What needs to be done: Within the data below, state how many lines contain the string "MorphoSys". Provide the number only.

*** Block opens ***

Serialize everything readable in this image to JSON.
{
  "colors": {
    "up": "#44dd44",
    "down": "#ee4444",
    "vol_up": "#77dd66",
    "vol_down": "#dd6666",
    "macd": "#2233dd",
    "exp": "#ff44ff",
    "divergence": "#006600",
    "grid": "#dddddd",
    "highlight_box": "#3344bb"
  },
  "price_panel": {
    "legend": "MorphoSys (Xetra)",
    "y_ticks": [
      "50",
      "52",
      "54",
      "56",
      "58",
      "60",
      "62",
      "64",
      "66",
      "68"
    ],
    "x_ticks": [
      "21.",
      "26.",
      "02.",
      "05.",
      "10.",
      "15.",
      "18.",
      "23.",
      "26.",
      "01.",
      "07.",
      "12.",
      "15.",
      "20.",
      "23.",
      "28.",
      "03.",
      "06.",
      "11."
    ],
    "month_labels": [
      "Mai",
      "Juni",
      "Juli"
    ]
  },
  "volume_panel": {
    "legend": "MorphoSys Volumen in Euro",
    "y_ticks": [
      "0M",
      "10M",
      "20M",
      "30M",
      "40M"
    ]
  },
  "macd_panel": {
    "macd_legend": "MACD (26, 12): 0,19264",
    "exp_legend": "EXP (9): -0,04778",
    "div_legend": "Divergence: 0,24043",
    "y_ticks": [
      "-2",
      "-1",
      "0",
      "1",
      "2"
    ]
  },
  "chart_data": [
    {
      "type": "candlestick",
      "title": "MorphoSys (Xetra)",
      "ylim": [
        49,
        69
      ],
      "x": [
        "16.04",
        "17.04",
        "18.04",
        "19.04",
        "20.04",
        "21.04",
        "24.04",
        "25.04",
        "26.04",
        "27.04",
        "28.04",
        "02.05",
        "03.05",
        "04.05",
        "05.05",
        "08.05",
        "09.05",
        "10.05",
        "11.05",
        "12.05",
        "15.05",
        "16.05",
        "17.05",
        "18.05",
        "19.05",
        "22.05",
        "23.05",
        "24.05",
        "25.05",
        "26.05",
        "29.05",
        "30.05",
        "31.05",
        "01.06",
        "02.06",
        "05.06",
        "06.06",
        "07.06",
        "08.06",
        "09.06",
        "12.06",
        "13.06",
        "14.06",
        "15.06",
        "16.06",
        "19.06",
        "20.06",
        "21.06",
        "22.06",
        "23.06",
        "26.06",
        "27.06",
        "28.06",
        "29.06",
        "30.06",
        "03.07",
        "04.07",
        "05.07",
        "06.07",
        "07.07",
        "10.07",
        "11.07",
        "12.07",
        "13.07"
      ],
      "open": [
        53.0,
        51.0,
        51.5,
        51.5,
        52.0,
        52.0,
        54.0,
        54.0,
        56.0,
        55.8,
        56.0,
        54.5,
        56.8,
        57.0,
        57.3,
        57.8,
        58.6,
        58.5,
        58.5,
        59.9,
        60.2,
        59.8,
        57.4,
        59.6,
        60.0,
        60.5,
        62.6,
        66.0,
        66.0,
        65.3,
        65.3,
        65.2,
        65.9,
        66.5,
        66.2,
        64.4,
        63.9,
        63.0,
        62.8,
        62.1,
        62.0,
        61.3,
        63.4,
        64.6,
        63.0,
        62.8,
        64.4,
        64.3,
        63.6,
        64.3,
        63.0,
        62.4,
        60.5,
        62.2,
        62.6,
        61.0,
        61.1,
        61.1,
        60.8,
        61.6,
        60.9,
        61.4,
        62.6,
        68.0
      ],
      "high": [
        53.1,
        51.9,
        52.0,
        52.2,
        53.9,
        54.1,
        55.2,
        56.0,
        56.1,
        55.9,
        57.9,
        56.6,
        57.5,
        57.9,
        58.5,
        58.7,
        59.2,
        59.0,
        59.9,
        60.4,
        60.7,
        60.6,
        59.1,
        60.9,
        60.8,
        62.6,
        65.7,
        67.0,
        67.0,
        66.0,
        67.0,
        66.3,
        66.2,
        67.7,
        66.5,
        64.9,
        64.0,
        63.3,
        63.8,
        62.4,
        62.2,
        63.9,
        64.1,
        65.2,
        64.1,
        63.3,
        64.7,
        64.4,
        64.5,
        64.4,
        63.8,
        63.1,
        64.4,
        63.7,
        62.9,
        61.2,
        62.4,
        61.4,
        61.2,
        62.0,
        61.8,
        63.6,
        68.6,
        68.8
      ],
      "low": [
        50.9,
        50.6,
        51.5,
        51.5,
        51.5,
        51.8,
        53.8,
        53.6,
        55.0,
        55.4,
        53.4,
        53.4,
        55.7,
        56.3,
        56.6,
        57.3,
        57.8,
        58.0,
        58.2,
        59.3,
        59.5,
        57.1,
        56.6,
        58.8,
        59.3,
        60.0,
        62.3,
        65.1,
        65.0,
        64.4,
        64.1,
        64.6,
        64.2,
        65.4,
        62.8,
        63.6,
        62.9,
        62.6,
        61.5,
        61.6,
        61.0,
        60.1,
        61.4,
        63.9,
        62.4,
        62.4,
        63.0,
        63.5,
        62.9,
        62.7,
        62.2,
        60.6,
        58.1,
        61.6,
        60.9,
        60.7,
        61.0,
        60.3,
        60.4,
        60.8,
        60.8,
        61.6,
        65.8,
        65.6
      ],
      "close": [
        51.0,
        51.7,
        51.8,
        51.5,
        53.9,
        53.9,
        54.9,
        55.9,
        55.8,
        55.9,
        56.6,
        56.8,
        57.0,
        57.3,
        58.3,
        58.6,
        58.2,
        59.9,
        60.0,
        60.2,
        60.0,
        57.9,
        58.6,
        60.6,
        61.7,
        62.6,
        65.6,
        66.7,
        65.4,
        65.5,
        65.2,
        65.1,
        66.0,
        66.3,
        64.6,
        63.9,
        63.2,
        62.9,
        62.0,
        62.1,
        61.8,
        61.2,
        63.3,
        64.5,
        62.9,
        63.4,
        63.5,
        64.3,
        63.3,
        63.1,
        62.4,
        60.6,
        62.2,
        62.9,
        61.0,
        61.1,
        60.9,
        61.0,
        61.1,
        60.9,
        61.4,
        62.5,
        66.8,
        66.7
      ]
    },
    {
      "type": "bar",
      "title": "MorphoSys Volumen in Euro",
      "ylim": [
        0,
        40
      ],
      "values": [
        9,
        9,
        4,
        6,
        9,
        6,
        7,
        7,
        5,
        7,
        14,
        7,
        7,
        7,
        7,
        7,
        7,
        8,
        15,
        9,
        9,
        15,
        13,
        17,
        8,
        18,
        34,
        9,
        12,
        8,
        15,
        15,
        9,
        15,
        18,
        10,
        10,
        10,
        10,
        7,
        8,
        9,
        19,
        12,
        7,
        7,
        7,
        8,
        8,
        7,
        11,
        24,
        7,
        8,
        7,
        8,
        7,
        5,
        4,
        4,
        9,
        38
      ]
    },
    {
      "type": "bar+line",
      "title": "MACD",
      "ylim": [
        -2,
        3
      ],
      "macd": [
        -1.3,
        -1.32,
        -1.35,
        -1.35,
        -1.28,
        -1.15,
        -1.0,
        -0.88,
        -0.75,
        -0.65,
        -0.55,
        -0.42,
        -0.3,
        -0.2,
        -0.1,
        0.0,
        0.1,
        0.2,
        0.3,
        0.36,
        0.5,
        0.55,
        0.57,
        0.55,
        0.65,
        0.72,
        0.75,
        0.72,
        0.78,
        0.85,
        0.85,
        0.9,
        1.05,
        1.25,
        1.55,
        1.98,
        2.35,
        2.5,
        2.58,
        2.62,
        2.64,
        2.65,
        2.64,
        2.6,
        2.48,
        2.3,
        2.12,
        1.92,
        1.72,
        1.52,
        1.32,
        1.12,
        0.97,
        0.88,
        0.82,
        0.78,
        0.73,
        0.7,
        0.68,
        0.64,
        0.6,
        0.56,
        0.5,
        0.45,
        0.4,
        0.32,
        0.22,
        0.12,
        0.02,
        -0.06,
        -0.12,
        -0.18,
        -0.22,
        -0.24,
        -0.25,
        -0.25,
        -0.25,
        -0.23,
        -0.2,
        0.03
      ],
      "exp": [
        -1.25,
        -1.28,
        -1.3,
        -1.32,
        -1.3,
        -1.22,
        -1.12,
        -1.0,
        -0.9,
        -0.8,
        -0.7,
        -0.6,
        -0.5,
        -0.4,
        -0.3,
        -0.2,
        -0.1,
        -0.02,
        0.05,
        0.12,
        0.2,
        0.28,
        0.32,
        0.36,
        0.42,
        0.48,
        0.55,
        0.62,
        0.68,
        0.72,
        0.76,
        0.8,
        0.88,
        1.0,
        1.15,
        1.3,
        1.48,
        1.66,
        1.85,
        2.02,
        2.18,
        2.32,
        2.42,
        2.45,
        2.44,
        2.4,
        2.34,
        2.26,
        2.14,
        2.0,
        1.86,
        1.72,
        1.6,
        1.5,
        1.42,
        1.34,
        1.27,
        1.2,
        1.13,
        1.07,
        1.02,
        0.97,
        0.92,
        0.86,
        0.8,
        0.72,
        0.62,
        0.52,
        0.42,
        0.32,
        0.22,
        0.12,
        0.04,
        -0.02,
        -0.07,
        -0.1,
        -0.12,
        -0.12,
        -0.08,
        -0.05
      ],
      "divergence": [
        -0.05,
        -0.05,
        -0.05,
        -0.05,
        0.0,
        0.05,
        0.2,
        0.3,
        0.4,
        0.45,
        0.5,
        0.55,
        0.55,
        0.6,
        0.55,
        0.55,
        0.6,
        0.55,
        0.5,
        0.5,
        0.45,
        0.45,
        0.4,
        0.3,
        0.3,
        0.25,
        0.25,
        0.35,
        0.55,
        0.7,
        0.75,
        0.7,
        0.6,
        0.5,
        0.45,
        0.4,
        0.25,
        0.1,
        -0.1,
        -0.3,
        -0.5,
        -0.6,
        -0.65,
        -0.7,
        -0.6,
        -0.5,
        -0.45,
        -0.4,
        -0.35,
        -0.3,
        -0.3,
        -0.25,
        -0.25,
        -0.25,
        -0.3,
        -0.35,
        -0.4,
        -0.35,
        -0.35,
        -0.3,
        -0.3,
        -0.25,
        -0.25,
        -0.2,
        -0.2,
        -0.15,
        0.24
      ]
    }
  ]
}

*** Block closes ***

Exercise answer: 4